__Exercise data__.
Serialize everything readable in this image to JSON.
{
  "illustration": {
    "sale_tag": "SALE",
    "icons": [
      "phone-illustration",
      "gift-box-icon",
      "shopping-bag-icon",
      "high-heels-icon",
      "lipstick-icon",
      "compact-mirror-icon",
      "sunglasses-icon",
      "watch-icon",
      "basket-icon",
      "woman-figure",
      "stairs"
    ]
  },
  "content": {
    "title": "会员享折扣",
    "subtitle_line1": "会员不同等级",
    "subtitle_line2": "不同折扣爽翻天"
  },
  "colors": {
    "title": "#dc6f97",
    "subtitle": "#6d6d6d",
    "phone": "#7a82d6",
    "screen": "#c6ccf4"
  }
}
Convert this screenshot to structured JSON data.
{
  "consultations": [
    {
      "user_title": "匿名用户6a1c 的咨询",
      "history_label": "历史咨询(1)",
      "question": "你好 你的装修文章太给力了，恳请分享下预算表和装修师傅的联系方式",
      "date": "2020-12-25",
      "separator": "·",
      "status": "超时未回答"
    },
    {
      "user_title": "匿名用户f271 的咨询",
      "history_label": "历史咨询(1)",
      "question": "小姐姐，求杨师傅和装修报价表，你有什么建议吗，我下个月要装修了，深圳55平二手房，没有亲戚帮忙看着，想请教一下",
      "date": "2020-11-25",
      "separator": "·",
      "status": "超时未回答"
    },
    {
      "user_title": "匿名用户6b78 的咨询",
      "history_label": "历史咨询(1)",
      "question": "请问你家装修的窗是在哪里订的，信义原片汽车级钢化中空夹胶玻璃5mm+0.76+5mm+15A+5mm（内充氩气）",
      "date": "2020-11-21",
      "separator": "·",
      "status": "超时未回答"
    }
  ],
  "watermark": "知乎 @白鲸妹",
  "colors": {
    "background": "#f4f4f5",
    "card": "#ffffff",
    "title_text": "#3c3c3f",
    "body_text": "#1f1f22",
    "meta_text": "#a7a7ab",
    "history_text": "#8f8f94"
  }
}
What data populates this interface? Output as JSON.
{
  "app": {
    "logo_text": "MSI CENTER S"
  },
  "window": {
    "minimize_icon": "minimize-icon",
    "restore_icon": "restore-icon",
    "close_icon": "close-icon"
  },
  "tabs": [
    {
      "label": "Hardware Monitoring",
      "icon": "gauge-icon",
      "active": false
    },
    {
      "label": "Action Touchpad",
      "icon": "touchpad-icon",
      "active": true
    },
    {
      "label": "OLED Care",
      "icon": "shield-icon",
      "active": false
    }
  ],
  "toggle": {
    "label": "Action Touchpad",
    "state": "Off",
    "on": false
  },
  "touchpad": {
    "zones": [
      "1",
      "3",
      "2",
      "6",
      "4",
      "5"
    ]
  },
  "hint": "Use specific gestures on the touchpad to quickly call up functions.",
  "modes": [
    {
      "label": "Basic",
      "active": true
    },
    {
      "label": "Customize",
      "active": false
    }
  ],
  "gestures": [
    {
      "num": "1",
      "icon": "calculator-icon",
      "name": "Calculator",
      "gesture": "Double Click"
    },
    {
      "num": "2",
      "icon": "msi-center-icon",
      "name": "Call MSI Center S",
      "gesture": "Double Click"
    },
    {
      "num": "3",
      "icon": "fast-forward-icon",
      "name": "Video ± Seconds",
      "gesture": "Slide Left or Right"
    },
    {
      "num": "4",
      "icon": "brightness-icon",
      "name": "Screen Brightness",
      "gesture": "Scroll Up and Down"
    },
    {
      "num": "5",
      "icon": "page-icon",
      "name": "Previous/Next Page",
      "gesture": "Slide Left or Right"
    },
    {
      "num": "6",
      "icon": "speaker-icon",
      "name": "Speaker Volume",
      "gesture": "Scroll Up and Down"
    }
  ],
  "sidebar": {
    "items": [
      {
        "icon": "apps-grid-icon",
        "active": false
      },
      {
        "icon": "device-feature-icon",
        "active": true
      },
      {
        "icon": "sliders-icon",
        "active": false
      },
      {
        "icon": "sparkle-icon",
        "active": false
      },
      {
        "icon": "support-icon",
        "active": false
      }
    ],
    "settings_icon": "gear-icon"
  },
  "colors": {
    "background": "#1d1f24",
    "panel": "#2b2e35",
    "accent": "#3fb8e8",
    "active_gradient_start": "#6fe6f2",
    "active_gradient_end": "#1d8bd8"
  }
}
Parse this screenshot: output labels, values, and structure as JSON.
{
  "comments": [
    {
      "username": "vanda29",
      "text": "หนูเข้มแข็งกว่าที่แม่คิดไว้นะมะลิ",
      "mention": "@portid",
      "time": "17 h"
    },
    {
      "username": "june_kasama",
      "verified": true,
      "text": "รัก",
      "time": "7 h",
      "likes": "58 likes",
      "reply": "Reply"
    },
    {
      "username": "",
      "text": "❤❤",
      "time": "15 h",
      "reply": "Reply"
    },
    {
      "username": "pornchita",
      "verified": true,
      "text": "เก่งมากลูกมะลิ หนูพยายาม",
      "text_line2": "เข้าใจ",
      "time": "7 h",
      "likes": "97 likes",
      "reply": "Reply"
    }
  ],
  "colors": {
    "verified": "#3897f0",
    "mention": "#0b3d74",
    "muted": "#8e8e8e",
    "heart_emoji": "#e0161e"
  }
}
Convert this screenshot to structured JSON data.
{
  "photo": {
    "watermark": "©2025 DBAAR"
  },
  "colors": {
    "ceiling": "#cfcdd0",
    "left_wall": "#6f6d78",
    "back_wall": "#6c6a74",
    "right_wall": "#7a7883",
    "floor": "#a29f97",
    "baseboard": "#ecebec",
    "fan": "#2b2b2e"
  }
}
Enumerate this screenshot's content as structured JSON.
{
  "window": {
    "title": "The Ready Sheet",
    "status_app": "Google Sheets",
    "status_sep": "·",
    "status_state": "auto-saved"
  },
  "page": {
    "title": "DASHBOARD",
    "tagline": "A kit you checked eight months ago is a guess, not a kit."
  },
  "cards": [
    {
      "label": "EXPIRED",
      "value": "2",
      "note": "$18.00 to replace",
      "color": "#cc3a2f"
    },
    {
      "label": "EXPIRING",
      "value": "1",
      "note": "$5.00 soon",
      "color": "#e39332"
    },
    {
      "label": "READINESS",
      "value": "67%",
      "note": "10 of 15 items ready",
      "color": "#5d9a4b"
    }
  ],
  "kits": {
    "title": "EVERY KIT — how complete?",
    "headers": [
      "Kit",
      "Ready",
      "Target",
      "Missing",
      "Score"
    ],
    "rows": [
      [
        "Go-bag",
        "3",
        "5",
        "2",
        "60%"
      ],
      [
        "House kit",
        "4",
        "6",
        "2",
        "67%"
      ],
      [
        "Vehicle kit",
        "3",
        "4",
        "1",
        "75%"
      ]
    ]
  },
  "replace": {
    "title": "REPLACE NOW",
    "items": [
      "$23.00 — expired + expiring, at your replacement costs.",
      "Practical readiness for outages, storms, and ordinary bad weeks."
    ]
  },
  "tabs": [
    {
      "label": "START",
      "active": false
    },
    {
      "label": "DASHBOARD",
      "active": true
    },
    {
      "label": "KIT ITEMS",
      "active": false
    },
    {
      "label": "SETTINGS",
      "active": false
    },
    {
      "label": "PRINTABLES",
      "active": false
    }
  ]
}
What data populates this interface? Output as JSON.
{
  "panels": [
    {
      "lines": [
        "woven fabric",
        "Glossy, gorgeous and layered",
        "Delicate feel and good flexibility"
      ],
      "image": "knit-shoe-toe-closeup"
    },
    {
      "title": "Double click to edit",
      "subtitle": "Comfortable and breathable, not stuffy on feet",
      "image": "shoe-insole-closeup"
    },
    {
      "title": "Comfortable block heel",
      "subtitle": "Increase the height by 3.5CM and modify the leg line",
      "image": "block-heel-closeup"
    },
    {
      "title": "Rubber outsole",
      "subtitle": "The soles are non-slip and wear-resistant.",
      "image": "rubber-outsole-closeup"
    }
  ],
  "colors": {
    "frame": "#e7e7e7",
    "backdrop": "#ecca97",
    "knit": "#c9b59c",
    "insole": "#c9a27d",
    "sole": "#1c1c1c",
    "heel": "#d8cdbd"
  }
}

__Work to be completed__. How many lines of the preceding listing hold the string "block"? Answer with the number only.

__Task output__. 2